* What this task involves *
Give all the lines below again, exactly, with no pictures.

* The data *

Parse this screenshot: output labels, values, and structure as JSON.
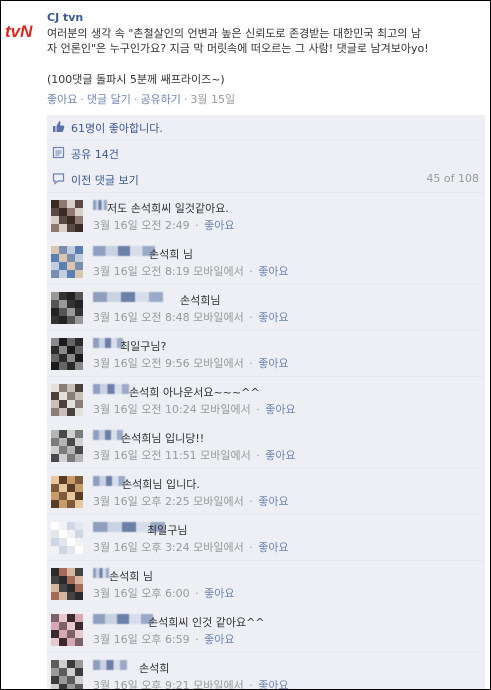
{
  "post": {
    "page_name": "CJ tvn",
    "logo_text": "tvN",
    "text_lines": [
      "여러분의 생각 속 \"촌철살인의 언변과 높은 신뢰도로 존경받는 대한민국 최고의 남",
      "자 언론인\"은 누구인가요? 지금 막 머릿속에 떠오르는 그 사람! 댓글로 남겨보아yo!"
    ],
    "sub_text": "(100댓글 돌파시 5분께 쌔프라이즈~)",
    "actions": {
      "like": "좋아요",
      "comment": "댓글 달기",
      "share": "공유하기",
      "date": "3월 15일"
    }
  },
  "likes_bar": {
    "text": "61명이 좋아합니다."
  },
  "shares_bar": {
    "text": "공유 14건"
  },
  "prev_comments_bar": {
    "text": "이전 댓글 보기",
    "count": "45 of 108"
  },
  "comments": [
    {
      "text": "저도 손석희씨 일것같아요.",
      "time": "3월 16일 오전 2:49",
      "source": "",
      "like": "좋아요"
    },
    {
      "text": "손석희 님",
      "time": "3월 16일 오전 8:19",
      "source": "모바일에서",
      "like": "좋아요"
    },
    {
      "text": "손석희님",
      "time": "3월 16일 오전 8:48",
      "source": "모바일에서",
      "like": "좋아요"
    },
    {
      "text": "최일구님?",
      "time": "3월 16일 오전 9:56",
      "source": "모바일에서",
      "like": "좋아요"
    },
    {
      "text": "손석희 아나운서요~~~^^",
      "time": "3월 16일 오전 10:24",
      "source": "모바일에서",
      "like": "좋아요"
    },
    {
      "text": "손석희님 입니당!!",
      "time": "3월 16일 오전 11:51",
      "source": "모바일에서",
      "like": "좋아요"
    },
    {
      "text": "손석희님 입니다.",
      "time": "3월 16일 오후 2:25",
      "source": "모바일에서",
      "like": "좋아요"
    },
    {
      "text": "최일구님",
      "time": "3월 16일 오후 3:24",
      "source": "모바일에서",
      "like": "좋아요"
    },
    {
      "text": "손석희 님",
      "time": "3월 16일 오후 6:00",
      "source": "",
      "like": "좋아요"
    },
    {
      "text": "손석희씨 인것 같아요^^",
      "time": "3월 16일 오후 6:59",
      "source": "",
      "like": "좋아요"
    },
    {
      "text": "손석희",
      "time": "3월 16일 오후 9:21",
      "source": "모바일에서",
      "like": "좋아요"
    }
  ]
}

* Result below *
Parse this screenshot: output labels, values, and structure as JSON.
{
  "post": {
    "page_name": "CJ tvn",
    "logo_text": "tvN",
    "text_lines": [
      "여러분의 생각 속 \"촌철살인의 언변과 높은 신뢰도로 존경받는 대한민국 최고의 남",
      "자 언론인\"은 누구인가요? 지금 막 머릿속에 떠오르는 그 사람! 댓글로 남겨보아yo!"
    ],
    "sub_text": "(100댓글 돌파시 5분께 쌔프라이즈~)",
    "actions": {
      "like": "좋아요",
      "comment": "댓글 달기",
      "share": "공유하기",
      "date": "3월 15일"
    }
  },
  "likes_bar": {
    "text": "61명이 좋아합니다."
  },
  "shares_bar": {
    "text": "공유 14건"
  },
  "prev_comments_bar": {
    "text": "이전 댓글 보기",
    "count": "45 of 108"
  },
  "comments": [
    {
      "text": "저도 손석희씨 일것같아요.",
      "time": "3월 16일 오전 2:49",
      "source": "",
      "like": "좋아요"
    },
    {
      "text": "손석희 님",
      "time": "3월 16일 오전 8:19",
      "source": "모바일에서",
      "like": "좋아요"
    },
    {
      "text": "손석희님",
      "time": "3월 16일 오전 8:48",
      "source": "모바일에서",
      "like": "좋아요"
    },
    {
      "text": "최일구님?",
      "time": "3월 16일 오전 9:56",
      "source": "모바일에서",
      "like": "좋아요"
    },
    {
      "text": "손석희 아나운서요~~~^^",
      "time": "3월 16일 오전 10:24",
      "source": "모바일에서",
      "like": "좋아요"
    },
    {
      "text": "손석희님 입니당!!",
      "time": "3월 16일 오전 11:51",
      "source": "모바일에서",
      "like": "좋아요"
    },
    {
      "text": "손석희님 입니다.",
      "time": "3월 16일 오후 2:25",
      "source": "모바일에서",
      "like": "좋아요"
    },
    {
      "text": "최일구님",
      "time": "3월 16일 오후 3:24",
      "source": "모바일에서",
      "like": "좋아요"
    },
    {
      "text": "손석희 님",
      "time": "3월 16일 오후 6:00",
      "source": "",
      "like": "좋아요"
    },
    {
      "text": "손석희씨 인것 같아요^^",
      "time": "3월 16일 오후 6:59",
      "source": "",
      "like": "좋아요"
    },
    {
      "text": "손석희",
      "time": "3월 16일 오후 9:21",
      "source": "모바일에서",
      "like": "좋아요"
    }
  ]
}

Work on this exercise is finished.